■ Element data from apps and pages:
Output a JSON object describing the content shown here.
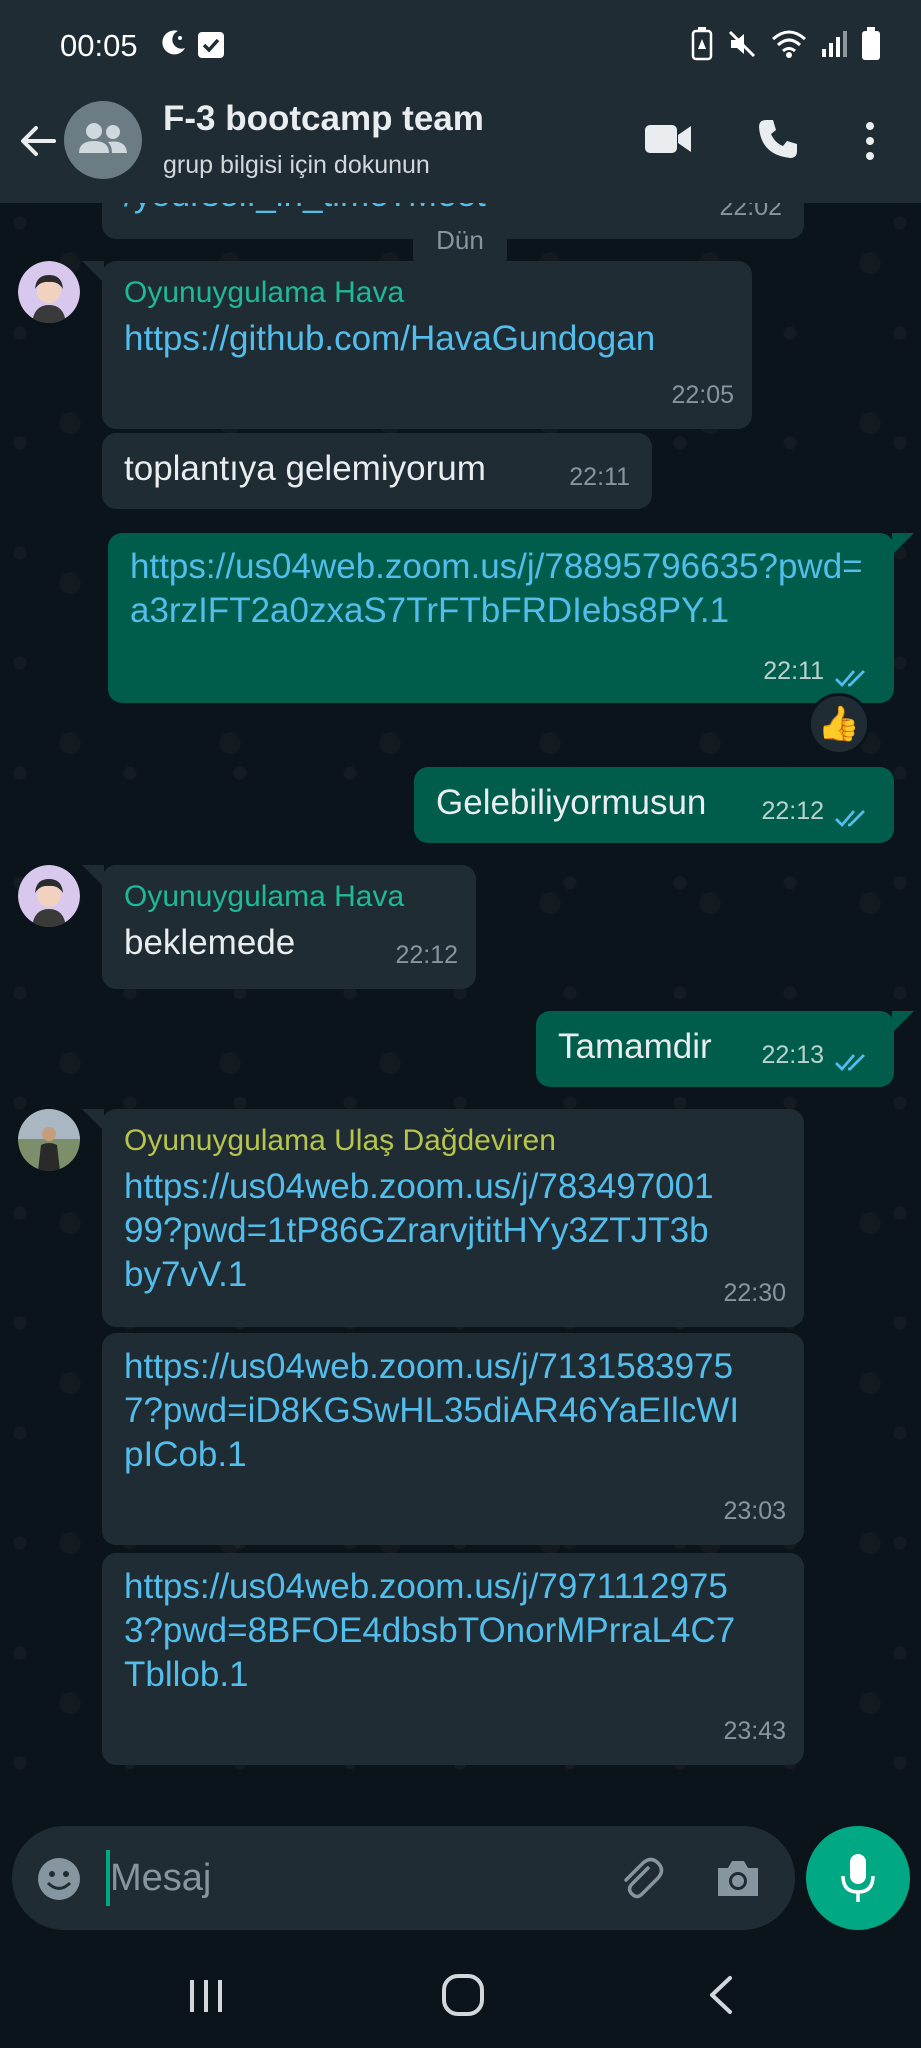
{
  "status_bar": {
    "time": "00:05",
    "icons": [
      "moon-icon",
      "check-box-icon",
      "battery-saver-icon",
      "mute-icon",
      "wifi-icon",
      "signal-icon",
      "battery-icon"
    ]
  },
  "header": {
    "title": "F-3 bootcamp team",
    "subtitle": "grup bilgisi için dokunun",
    "icons": [
      "back-arrow-icon",
      "group-avatar-icon",
      "video-call-icon",
      "voice-call-icon",
      "more-options-icon"
    ]
  },
  "chat": {
    "date_chip": "Dün",
    "partial_message": {
      "text": "/yourself_in_time?Meet",
      "time": "22:02"
    },
    "messages": [
      {
        "sender": "Oyunuygulama Hava",
        "text": "https://github.com/HavaGundogan",
        "time": "22:05",
        "direction": "in",
        "is_link": true
      },
      {
        "text": "toplantıya gelemiyorum",
        "time": "22:11",
        "direction": "in"
      },
      {
        "text": "https://us04web.zoom.us/j/78895796635?pwd=a3rzIFT2a0zxaS7TrFTbFRDIebs8PY.1",
        "time": "22:11",
        "direction": "out",
        "is_link": true,
        "reaction": "👍"
      },
      {
        "text": "Gelebiliyormusun",
        "time": "22:12",
        "direction": "out"
      },
      {
        "sender": "Oyunuygulama Hava",
        "text": "beklemede",
        "time": "22:12",
        "direction": "in"
      },
      {
        "text": "Tamamdir",
        "time": "22:13",
        "direction": "out"
      },
      {
        "sender": "Oyunuygulama Ulaş Dağdeviren",
        "text": "https://us04web.zoom.us/j/78349700199?pwd=1tP86GZrarvjtitHYy3ZTJT3bby7vV.1",
        "time": "22:30",
        "direction": "in",
        "is_link": true
      },
      {
        "text": "https://us04web.zoom.us/j/71315839757?pwd=iD8KGSwHL35diAR46YaEIlcWIpICob.1",
        "time": "23:03",
        "direction": "in",
        "is_link": true
      },
      {
        "text": "https://us04web.zoom.us/j/79711129753?pwd=8BFOE4dbsbTOnorMPrraL4C7Tbllob.1",
        "time": "23:43",
        "direction": "in",
        "is_link": true
      }
    ]
  },
  "input_bar": {
    "placeholder": "Mesaj",
    "icons": [
      "emoji-icon",
      "attach-icon",
      "camera-icon",
      "mic-icon"
    ]
  },
  "nav_bar": {
    "icons": [
      "recents-icon",
      "home-icon",
      "back-icon"
    ]
  },
  "colors": {
    "background": "#0b141a",
    "header": "#1f2c34",
    "incoming_bubble": "#1f2c34",
    "outgoing_bubble": "#005c4b",
    "link": "#53bdeb",
    "accent": "#00a884",
    "sender_hava": "#1fb997",
    "sender_ulas": "#b8c44a",
    "read_ticks": "#53bdeb"
  }
}
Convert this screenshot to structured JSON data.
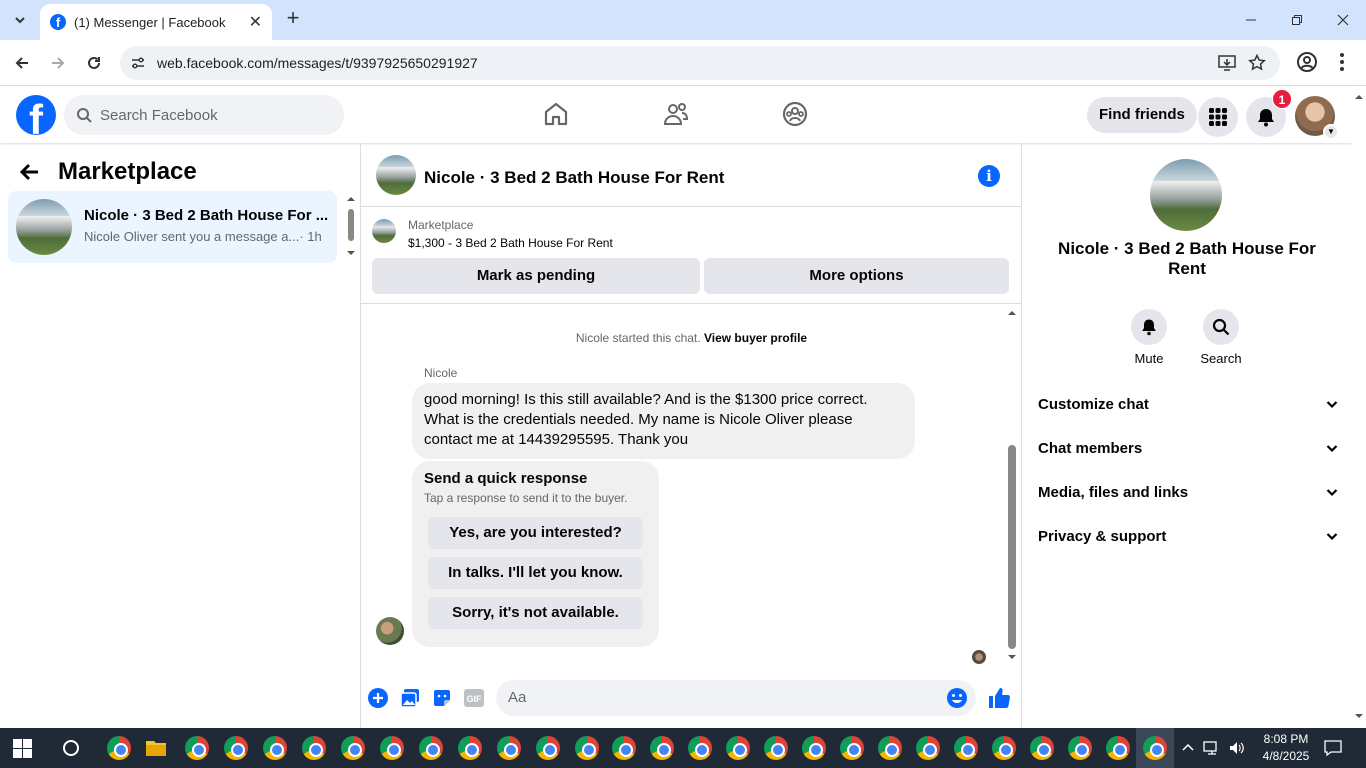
{
  "browser": {
    "tab_title": "(1) Messenger | Facebook",
    "url": "web.facebook.com/messages/t/9397925650291927"
  },
  "header": {
    "search_placeholder": "Search Facebook",
    "find_friends": "Find friends",
    "notification_count": "1"
  },
  "sidebar": {
    "title": "Marketplace",
    "conversations": [
      {
        "title": "Nicole · 3 Bed 2 Bath House For ...",
        "preview": "Nicole Oliver sent you a message a...",
        "time": "· 1h"
      }
    ]
  },
  "chat": {
    "title": "Nicole · 3 Bed 2 Bath House For Rent",
    "listing": {
      "source": "Marketplace",
      "price_title": "$1,300 - 3 Bed 2 Bath House For Rent",
      "mark_pending": "Mark as pending",
      "more_options": "More options"
    },
    "system_message": "Nicole started this chat.",
    "view_buyer_profile": "View buyer profile",
    "sender": "Nicole",
    "message": "good morning! Is this still available? And is the $1300 price correct. What is the credentials needed. My name is Nicole Oliver please contact me at 14439295595. Thank you",
    "quick_response": {
      "title": "Send a quick response",
      "subtitle": "Tap a response to send it to the buyer.",
      "options": [
        "Yes, are you interested?",
        "In talks. I'll let you know.",
        "Sorry, it's not available."
      ]
    },
    "composer_placeholder": "Aa"
  },
  "details": {
    "name": "Nicole · 3 Bed 2 Bath House For Rent",
    "actions": [
      "Mute",
      "Search"
    ],
    "sections": [
      "Customize chat",
      "Chat members",
      "Media, files and links",
      "Privacy & support"
    ]
  },
  "taskbar": {
    "time": "8:08 PM",
    "date": "4/8/2025"
  },
  "colors": {
    "accent": "#0866ff",
    "selected_bg": "#ebf5ff",
    "badge": "#e41e3f",
    "taskbar": "#1f2a36"
  }
}
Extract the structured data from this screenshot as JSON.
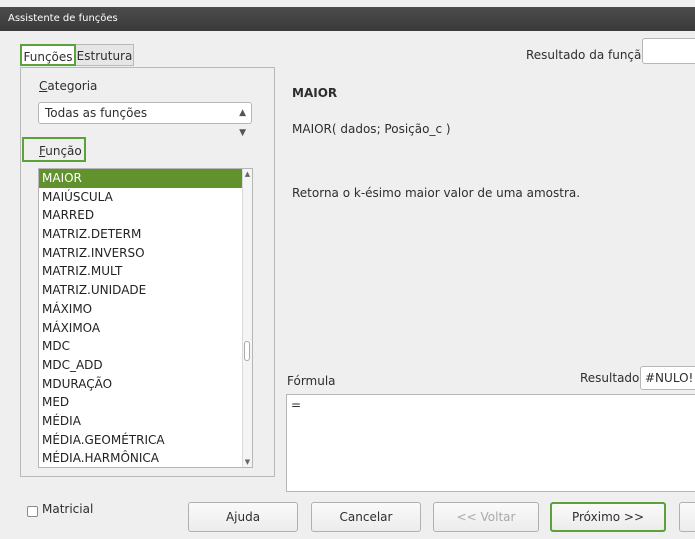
{
  "window": {
    "title": "Assistente de funções"
  },
  "tabs": [
    {
      "label": "Funções"
    },
    {
      "label": "Estrutura"
    }
  ],
  "result": {
    "label": "Resultado da função",
    "value": ""
  },
  "category": {
    "label": "Categoria",
    "selected": "Todas as funções"
  },
  "function_list": {
    "label": "Função",
    "items": [
      "MAIOR",
      "MAIÚSCULA",
      "MARRED",
      "MATRIZ.DETERM",
      "MATRIZ.INVERSO",
      "MATRIZ.MULT",
      "MATRIZ.UNIDADE",
      "MÁXIMO",
      "MÁXIMOA",
      "MDC",
      "MDC_ADD",
      "MDURAÇÃO",
      "MED",
      "MÉDIA",
      "MÉDIA.GEOMÉTRICA",
      "MÉDIA.HARMÔNICA"
    ],
    "selected_index": 0
  },
  "details": {
    "name": "MAIOR",
    "syntax": "MAIOR( dados; Posição_c )",
    "description": "Retorna o k-ésimo maior valor de uma amostra."
  },
  "formula": {
    "label": "Fórmula",
    "value": "=",
    "result_label": "Resultado",
    "result_value": "#NULO!"
  },
  "footer": {
    "matricial_label": "Matricial",
    "buttons": {
      "help": "Ajuda",
      "cancel": "Cancelar",
      "back": "<< Voltar",
      "next": "Próximo >>"
    }
  },
  "colors": {
    "highlight": "#5ca23a",
    "selection": "#61922e",
    "titlebar": "#3d3d3d"
  }
}
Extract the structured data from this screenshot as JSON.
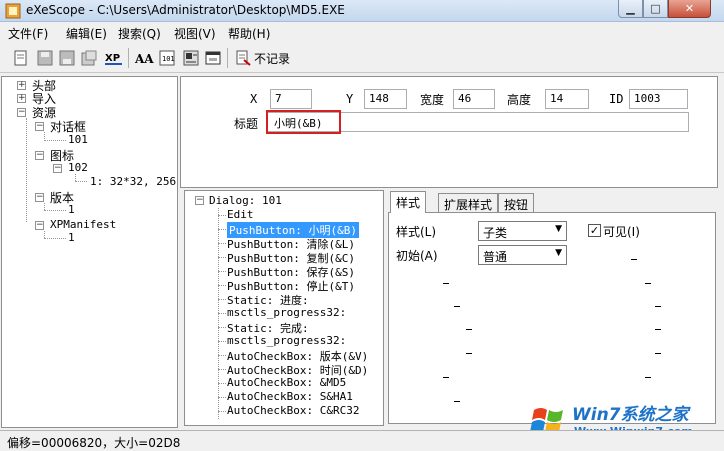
{
  "window": {
    "title": "eXeScope - C:\\Users\\Administrator\\Desktop\\MD5.EXE"
  },
  "menu": [
    "文件(F)",
    "编辑(E)",
    "搜索(Q)",
    "视图(V)",
    "帮助(H)"
  ],
  "toolbar": {
    "no_record_label": "不记录"
  },
  "left_tree": {
    "header": "头部",
    "import": "导入",
    "resource": "资源",
    "dialog": "对话框",
    "dialog_101": "101",
    "icon": "图标",
    "icon_102": "102",
    "icon_102_1": "1: 32*32, 256",
    "version": "版本",
    "version_1": "1",
    "xpmanifest": "XPManifest",
    "xpmanifest_1": "1"
  },
  "props": {
    "x_label": "X",
    "x_value": "7",
    "y_label": "Y",
    "y_value": "148",
    "width_label": "宽度",
    "width_value": "46",
    "height_label": "高度",
    "height_value": "14",
    "id_label": "ID",
    "id_value": "1003",
    "caption_label": "标题",
    "caption_value": "小明(&B)"
  },
  "dialog_tree": {
    "root": "Dialog: 101",
    "items": [
      "Edit",
      "PushButton: 小明(&B)",
      "PushButton: 清除(&L)",
      "PushButton: 复制(&C)",
      "PushButton: 保存(&S)",
      "PushButton: 停止(&T)",
      "Static: 进度:",
      "msctls_progress32:",
      "Static: 完成:",
      "msctls_progress32:",
      "AutoCheckBox: 版本(&V)",
      "AutoCheckBox: 时间(&D)",
      "AutoCheckBox: &MD5",
      "AutoCheckBox: S&HA1",
      "AutoCheckBox: C&RC32"
    ],
    "selected_index": 1
  },
  "tabs": {
    "style": "样式",
    "ext_style": "扩展样式",
    "button": "按钮"
  },
  "style_tab": {
    "style_label": "样式(L)",
    "style_value": "子类",
    "visible_label": "可见(I)",
    "initial_label": "初始(A)",
    "initial_value": "普通"
  },
  "watermark": {
    "brand": "Win7系统之家",
    "url": "Www.Winwin7.com"
  },
  "status": "偏移=00006820，大小=02D8"
}
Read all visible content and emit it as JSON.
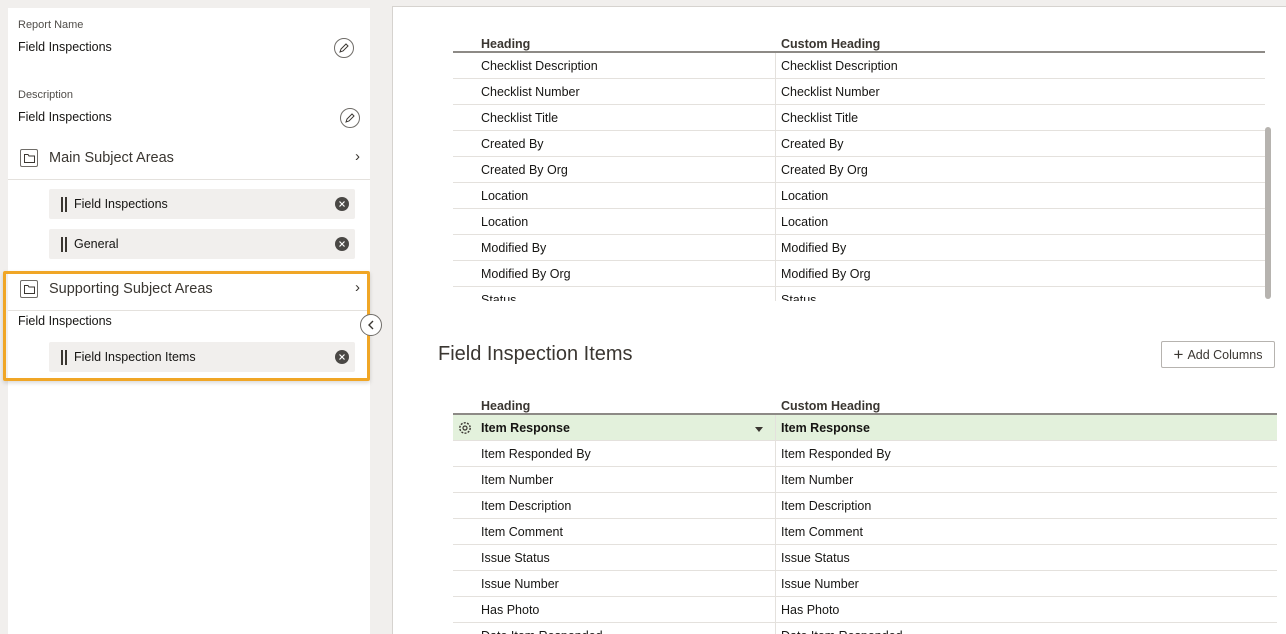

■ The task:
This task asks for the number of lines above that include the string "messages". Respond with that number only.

■ The answer:
2